── Exercise data

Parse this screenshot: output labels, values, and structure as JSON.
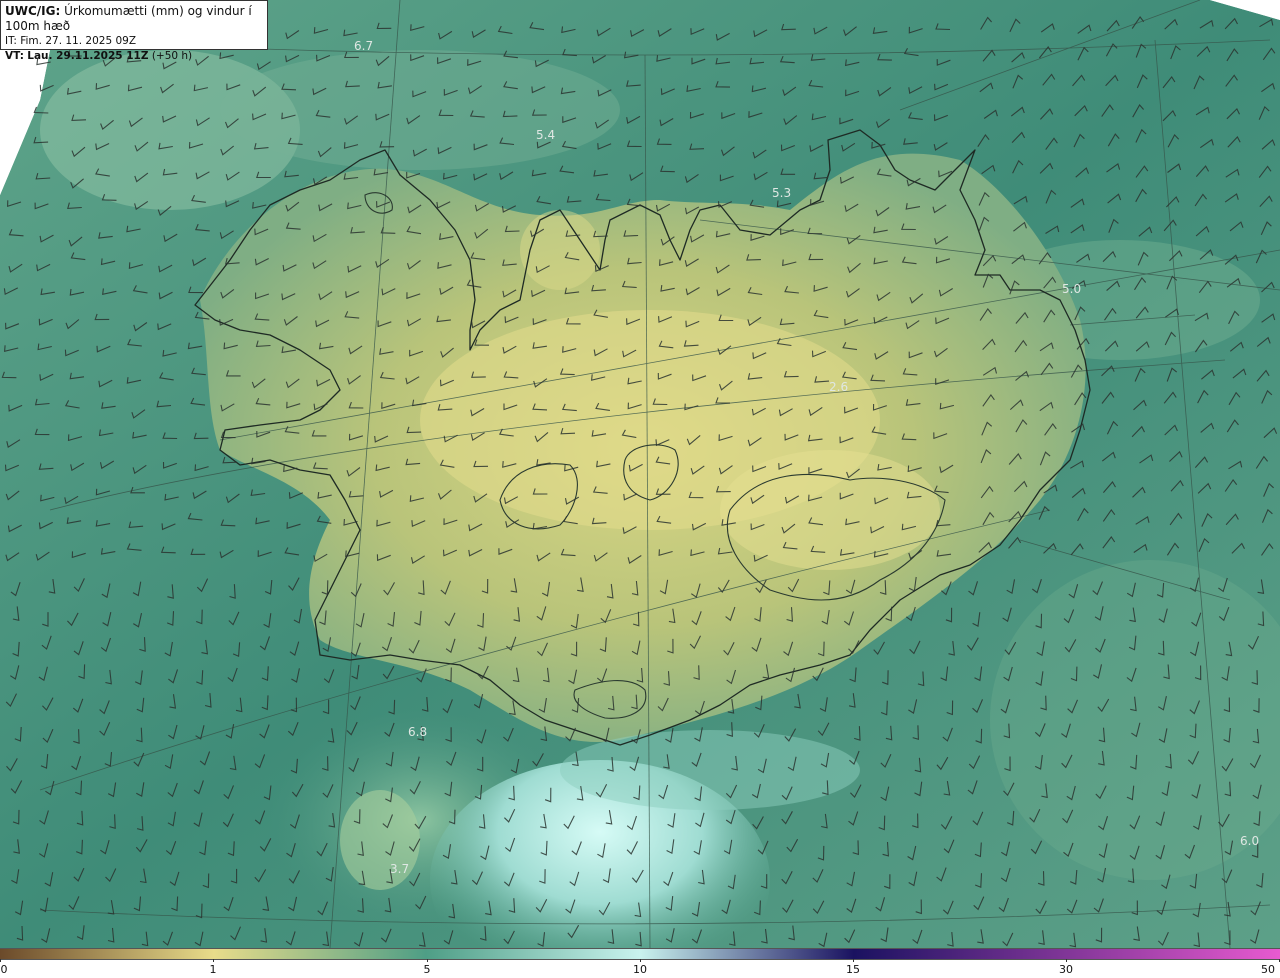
{
  "header": {
    "model": "UWC/IG:",
    "title": "Úrkomumætti (mm) og vindur í 100m hæð",
    "init_line": "IT: Fim. 27. 11. 2025 09Z",
    "valid_prefix": "VT:",
    "valid_bold": "Lau. 29.11.2025 11Z",
    "valid_suffix": "(+50 h)"
  },
  "map_labels": [
    {
      "name": "label-6-7",
      "text": "6.7"
    },
    {
      "name": "label-5-4",
      "text": "5.4"
    },
    {
      "name": "label-5-3",
      "text": "5.3"
    },
    {
      "name": "label-5-0",
      "text": "5.0"
    },
    {
      "name": "label-2-6",
      "text": "2.6"
    },
    {
      "name": "label-6-8",
      "text": "6.8"
    },
    {
      "name": "label-3-7",
      "text": "3.7"
    },
    {
      "name": "label-6-0",
      "text": "6.0"
    }
  ],
  "colorbar": {
    "ticks": [
      "0",
      "1",
      "5",
      "10",
      "15",
      "30",
      "50"
    ],
    "colors": {
      "dry": "#6b4a2a",
      "low": "#e8dc8a",
      "mid": "#4e9e86",
      "high": "#c9f3ee",
      "very_high": "#1a1260",
      "extreme": "#e85ad0"
    }
  }
}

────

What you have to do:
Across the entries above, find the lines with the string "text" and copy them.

The answer:
      "text": "6.7"
      "text": "5.4"
      "text": "5.3"
      "text": "5.0"
      "text": "2.6"
      "text": "6.8"
      "text": "3.7"
      "text": "6.0"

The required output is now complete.